Step 2. Enter your details

Step 3. More information about your property (optional)

Thank you for your enquiry!

We'll be in touch soon to your email address provided ().



By law agents are required to prepare a Statement of Information for all residential properties they are engaged to sell.

Statements of information, many of which are quickly out of date in today's red hot real estate market, are "breaking people's hearts" says the Director of KR Peters, Peter Nicolls.

By law agents are required to prepare a Statement of Information for all residential properties they are engaged to sell.

The statement must include an indicative selling price for the property. This may be a single price or a price range of up to 10 per cent. The price must not be less than the seller's asking price or a price in a written offer that has already been rejected by the vendor.

The statement must also include details of three comparable properties or a statement from the agent outlining that they reasonably believe there are fewer than three comparable sales within the designated period.

The median house or unit price in that suburb not more than six months old must also be quoted.

The law was introduced in Victoria to stop agents underquoting which led many prospective buyers to believe a property was within their price range only to despair as the final sale price shot well above what was initially advertised.

The Statement of Information must be displayed at all open for inspections, given to prospective buyers within 2 business days of a request, and updated if there is a change in the indicative selling price.

It is often the first document a consumer will inspect to get an indication of where the vendor is pitching the property.

Mr Nicolls cautioned buyers not to rely on prices quoted in Statements of Information in the current booming market.

"The best thing for a buyer to do is to self-educate by going to 'sold' sections (of websites or newspapers) to establish what is currently on the market and currently selling," he advised.

"For example, you might see a house that sold for $735,000 that a month ago the agent had advertised at $600,000 to $650,000. Within the last six months the low $600,000s was a fair and indicative range, but in today's market the price range for that sale was not correctly reflected on the Statement of Information."

He said buyers should be wary of relying on prices that were achieved up to six months ago.

"If I'm looking at a property and in that same group there has been sales in the past two or three months, they could already be more than 10 per cent out. If the agent displays those sales they are not accurately giving the consumer a true indication of the current price.

"The Statement of Information is hindering buyers more than it's helping. When you have prices on a steep incline the statement is not fulfilling the job for which it was intended."

He urged buyers to spend time viewing as many properties as possible to build up a solid picture of what prices are actually being achieved in their preferred location.

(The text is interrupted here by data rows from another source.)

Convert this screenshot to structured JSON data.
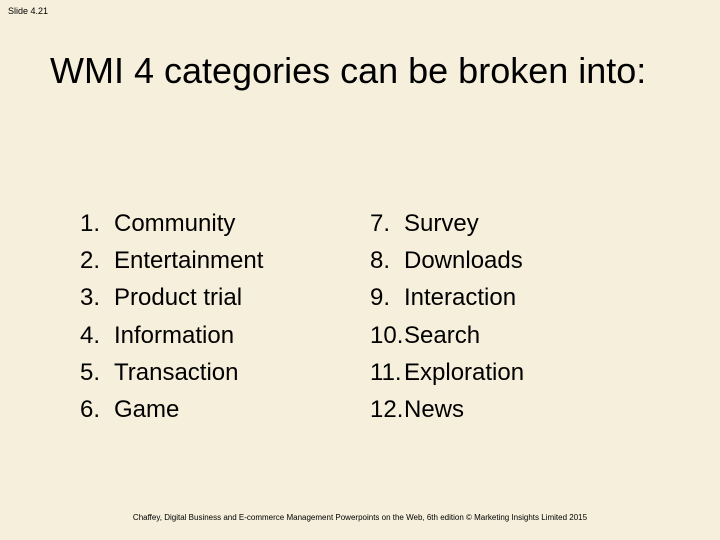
{
  "slide_number": "Slide 4.21",
  "title": "WMI 4 categories can be broken into:",
  "left_list": [
    {
      "n": "1.",
      "t": "Community"
    },
    {
      "n": "2.",
      "t": "Entertainment"
    },
    {
      "n": "3.",
      "t": "Product trial"
    },
    {
      "n": "4.",
      "t": "Information"
    },
    {
      "n": "5.",
      "t": "Transaction"
    },
    {
      "n": "6.",
      "t": "Game"
    }
  ],
  "right_list": [
    {
      "n": "7.",
      "t": "Survey"
    },
    {
      "n": "8.",
      "t": "Downloads"
    },
    {
      "n": "9.",
      "t": "Interaction"
    },
    {
      "n": "10.",
      "t": "Search"
    },
    {
      "n": "11.",
      "t": "Exploration"
    },
    {
      "n": "12.",
      "t": "News"
    }
  ],
  "footer": "Chaffey, Digital Business and E-commerce Management Powerpoints on the Web, 6th edition © Marketing Insights Limited 2015"
}
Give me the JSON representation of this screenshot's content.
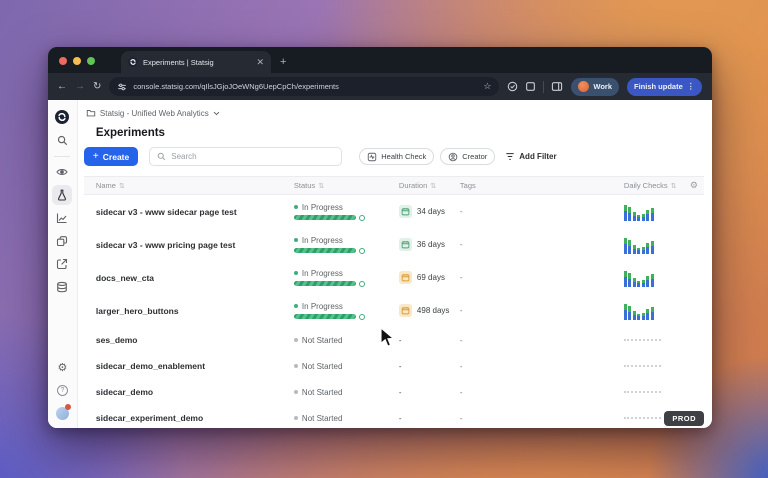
{
  "browser": {
    "tab_title": "Experiments | Statsig",
    "url": "console.statsig.com/qIlsJGjoJOeWNg6UepCpCh/experiments",
    "profile_label": "Work",
    "update_label": "Finish update",
    "toolbar_icons": [
      "back-icon",
      "forward-icon",
      "reload-icon",
      "site-info-icon",
      "star-icon",
      "extension-check-icon",
      "box-icon",
      "side-panel-icon",
      "kebab-menu-icon"
    ]
  },
  "page": {
    "breadcrumb": "Statsig - Unified Web Analytics",
    "title": "Experiments",
    "create_label": "Create",
    "search_placeholder": "Search",
    "filter_health_check": "Health Check",
    "filter_creator": "Creator",
    "filter_add": "Add Filter",
    "prod_badge": "PROD"
  },
  "sidebar": {
    "icons": [
      "statsig-logo",
      "search-icon",
      "feature-gates-eye-icon",
      "experiments-flask-icon",
      "metrics-chart-icon",
      "segments-icon",
      "export-icon",
      "console-database-icon",
      "settings-gear-icon",
      "help-icon",
      "user-avatar"
    ]
  },
  "colors": {
    "accent_blue": "#2563eb",
    "status_green": "#3fae7a",
    "duration_green": "#4f9f76",
    "duration_orange": "#d99a33",
    "spark_blue": "#3a6fd8",
    "spark_green": "#41b05c",
    "prod_bg": "#3f4043"
  },
  "table": {
    "columns": [
      "Name",
      "Status",
      "Duration",
      "Tags",
      "Daily Checks"
    ],
    "sparkline_bars": [
      {
        "h": 16,
        "g": 6
      },
      {
        "h": 14,
        "g": 6
      },
      {
        "h": 9,
        "g": 4
      },
      {
        "h": 6,
        "g": 2
      },
      {
        "h": 7,
        "g": 3
      },
      {
        "h": 11,
        "g": 4
      },
      {
        "h": 13,
        "g": 5
      }
    ],
    "rows": [
      {
        "name": "sidecar v3 - www sidecar page test",
        "status": "In Progress",
        "state": "in_progress",
        "duration": "34 days",
        "duration_icon": "green",
        "tags": "-",
        "daily_checks": "bars"
      },
      {
        "name": "sidecar v3 - www pricing page test",
        "status": "In Progress",
        "state": "in_progress",
        "duration": "36 days",
        "duration_icon": "green",
        "tags": "-",
        "daily_checks": "bars"
      },
      {
        "name": "docs_new_cta",
        "status": "In Progress",
        "state": "in_progress",
        "duration": "69 days",
        "duration_icon": "orange",
        "tags": "-",
        "daily_checks": "bars"
      },
      {
        "name": "larger_hero_buttons",
        "status": "In Progress",
        "state": "in_progress",
        "duration": "498 days",
        "duration_icon": "orange",
        "tags": "-",
        "daily_checks": "bars"
      },
      {
        "name": "ses_demo",
        "status": "Not Started",
        "state": "not_started",
        "duration": "-",
        "duration_icon": "",
        "tags": "-",
        "daily_checks": "dotted"
      },
      {
        "name": "sidecar_demo_enablement",
        "status": "Not Started",
        "state": "not_started",
        "duration": "-",
        "duration_icon": "",
        "tags": "-",
        "daily_checks": "dotted"
      },
      {
        "name": "sidecar_demo",
        "status": "Not Started",
        "state": "not_started",
        "duration": "-",
        "duration_icon": "",
        "tags": "-",
        "daily_checks": "dotted"
      },
      {
        "name": "sidecar_experiment_demo",
        "status": "Not Started",
        "state": "not_started",
        "duration": "-",
        "duration_icon": "",
        "tags": "-",
        "daily_checks": "dotted"
      }
    ]
  }
}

"A buyer needs to go into the area in which he or she wants to buy to understand how long properties are taking to sell and also how many buyers are looking in the area. It is important to understand the competition.

"Don't rely on the Statement of Information. It may only lead to heartbreak."